I think I can answer this question, because of an experience I had as a child, one that is not very uncommon but which in several ways determined how my life would be.
When I was in the fifth grade, all of us were given a series of little tests that involved, I think, pattern-matching, grammar, a little math, etc. I don't recall knowing what it was about, but the result was that months later my parents received a letter saying that I would be allowed to go to another school over an hour away, where I would be taught "Humanities," along with about a hundred other students from all over the county we lived in, who had been identified by the tests as specially gifted. This school operated something called a "magnet" program, which meant that children like me (i.e., almost without exception, white or Asian, bookish, and with wealthy and/or educated parents) were bused from all around to do relatively more rigorous schooling in what would otherwise have been an "underperforming" and therefore underfunded school.
That school was in a much poorer district than the one I grew up in and, as I would discover, the children who were actually from that district had very different notions of what school was for, and very different expectations as to how their lives would go. They all took their classes with beleaguered teachers of their own race, who were constantly yelling at them. Buzzers by the doors of their classrooms allowed these teachers to call security on their own students and have them removed from the classroom. I remember distinctly the sound of those buzzers, because they were constantly being pressed. Posters hung on the walls of these classrooms that made promises like, No Student Will Fail My Class, something I had never even considered before. There were metal detectors in the building, which it took me some time to realize were not intended against me at all. There were also police, with guns, I remember, who payed me no attention but were constantly on the alert for these children, who my new friends obliquely called "non-magnets."

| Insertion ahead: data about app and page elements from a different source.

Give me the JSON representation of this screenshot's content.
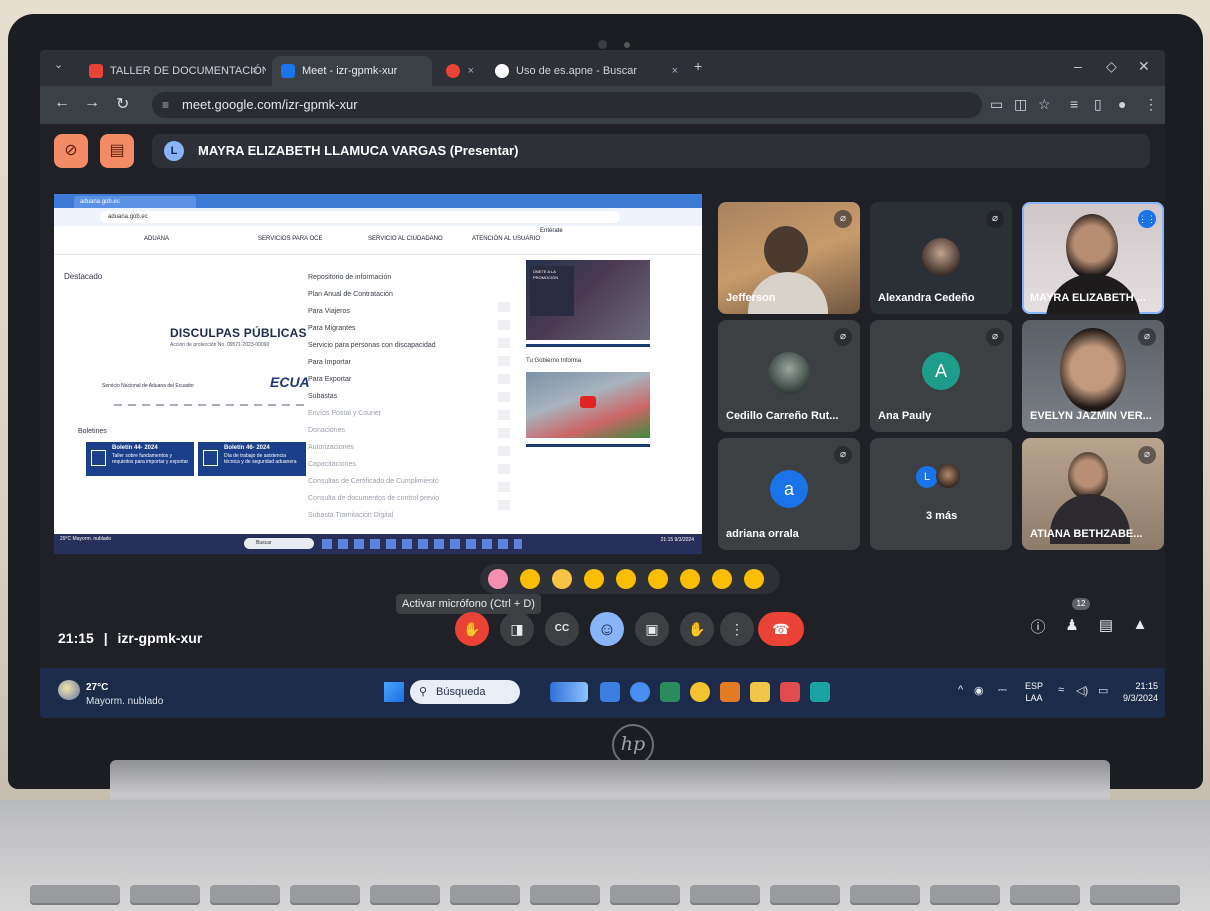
{
  "browser": {
    "tabs": [
      {
        "label": "TALLER DE DOCUMENTACIÓN",
        "close": "×",
        "icon_color": "#ea4335"
      },
      {
        "label": "Meet - izr-gpmk-xur",
        "close": "×",
        "icon_color": "#1a73e8"
      },
      {
        "label": "",
        "close": "×",
        "icon_color": "#ea4335"
      },
      {
        "label": "Uso de es.apne - Buscar",
        "close": "×",
        "icon_color": "#ffffff"
      }
    ],
    "new_tab": "+",
    "url": "meet.google.com/izr-gpmk-xur",
    "window_controls": {
      "minimize": "–",
      "restore": "◇",
      "close": "✕"
    }
  },
  "meet": {
    "presenter_initial": "L",
    "presenter_banner": "MAYRA ELIZABETH LLAMUCA VARGAS (Presentar)",
    "shared_screen": {
      "tab_label": "aduana.gob.ec",
      "url": "aduana.gob.ec",
      "nav": [
        "ADUANA",
        "SERVICIOS PARA OCE",
        "SERVICIO AL CIUDADANO",
        "ATENCIÓN AL USUARIO",
        "Entérate"
      ],
      "side_label": "Destacado",
      "headline": "DISCULPAS PÚBLICAS",
      "headline_sub": "Acción de protección No. 09571-2023-00090",
      "org_line": "Servicio Nacional de Aduana del Ecuador",
      "logo_text": "ECUA",
      "boletines_label": "Boletines",
      "cards": [
        {
          "title": "Boletín 44- 2024",
          "body": "Taller sobre fundamentos y requisitos para importar y exportar"
        },
        {
          "title": "Boletín 46- 2024",
          "body": "Día de trabajo de asistencia técnica y de seguridad aduanera"
        }
      ],
      "menu": [
        "Repositorio de información",
        "Plan Anual de Contratación",
        "Para Viajeros",
        "Para Migrantes",
        "Servicio para personas con discapacidad",
        "Para Importar",
        "Para Exportar",
        "Subastas",
        "Envíos Postal y Courier",
        "Donaciones",
        "Autorizaciones",
        "Capacitaciones",
        "Consultas de Certificado de Cumplimiento",
        "Consulta de documentos de control previo",
        "Subasta Tramitación Digital"
      ],
      "image_badge": "ÚNETE A LA PROMOCIÓN",
      "gobierno": "Tu Gobierno Informa",
      "taskbar_weather": "29°C Mayorm. nublado",
      "taskbar_search": "Buscar",
      "taskbar_clock": "21:15 9/3/2024"
    },
    "participants": [
      {
        "name": "Jefferson",
        "state": "muted"
      },
      {
        "name": "Alexandra Cedeño",
        "state": "muted"
      },
      {
        "name": "MAYRA ELIZABETH ...",
        "state": "speaking"
      },
      {
        "name": "Cedillo Carreño Rut...",
        "state": "muted"
      },
      {
        "name": "Ana Pauly",
        "initial": "A",
        "state": "muted"
      },
      {
        "name": "EVELYN JAZMIN VER...",
        "state": "muted"
      },
      {
        "name": "adriana orrala",
        "initial": "a",
        "state": "muted"
      },
      {
        "name": "3 más",
        "initial": "L",
        "state": "group"
      },
      {
        "name": "ATIANA BETHZABE...",
        "state": "muted"
      }
    ],
    "reactions": [
      "pink-heart",
      "thumbs-up",
      "party-popper",
      "clapping-hands",
      "tears-of-joy",
      "surprised-face",
      "crying-face",
      "thinking-face",
      "thumbs-down"
    ],
    "tooltip": "Activar micrófono (Ctrl + D)",
    "time": "21:15",
    "separator": "|",
    "meeting_code": "izr-gpmk-xur",
    "controls": {
      "mic": "mic-off-icon",
      "camera": "camera-icon",
      "captions": "CC",
      "emoji": "☺",
      "present": "present-icon",
      "hand": "hand-icon",
      "more": "⋮",
      "end": "end-call-icon"
    },
    "people_count": "12"
  },
  "taskbar": {
    "temperature": "27°C",
    "condition": "Mayorm. nublado",
    "search": "Búsqueda",
    "lang_1": "ESP",
    "lang_2": "LAA",
    "time": "21:15",
    "date": "9/3/2024"
  },
  "device": {
    "brand": "hp"
  },
  "colors": {
    "meet_bg": "#1f2126",
    "tile_bg": "#3c4043",
    "accent_blue": "#8ab4f8",
    "end_red": "#ea4335",
    "banner_orange": "#f28b66"
  }
}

The point of this is to say that in the classes I was taking, everyone, including me, was a model of docility. I very often took painstaking and obsessive care with my homework, only to forget it on the kitchen table. On such occasions I would actually weep - and this was not at all unusual. This was because we were all being prepared for a specific kind of destiny that included elite schooling and then some position of responsibility and authority in capitalist white society. There was not one of us who had not already decided to submit completely to the kind of discipline that requires.
Somewhere in the Genealogy of Morals, I think, Nietzsche makes this argument that the more rich and powerful a state becomes, the more it can afford to be lenient, instead of cruel. I find it completely possible to imagine that as the planetary control of capital expands and deepens, very many more of us will have lives somewhat like the docile one I have led. That is, many more people, maybe everyone, will learn to police themselves well enough that no violence has to be used against us. There are, you know, countries where the police still do not carry firearms. In Japan I read that the police will sometimes address drunken disturbances by surrounding and cocooning the perpetrator in soft mattresses.
Can the state exist without physical violence? I am not sure. Certainly I don't think it ever has. But I know that for me, and for many others, it might as well. I also know that, far from making its presence acceptable to me, this fact is a pretty weighty and annoying psychic burden.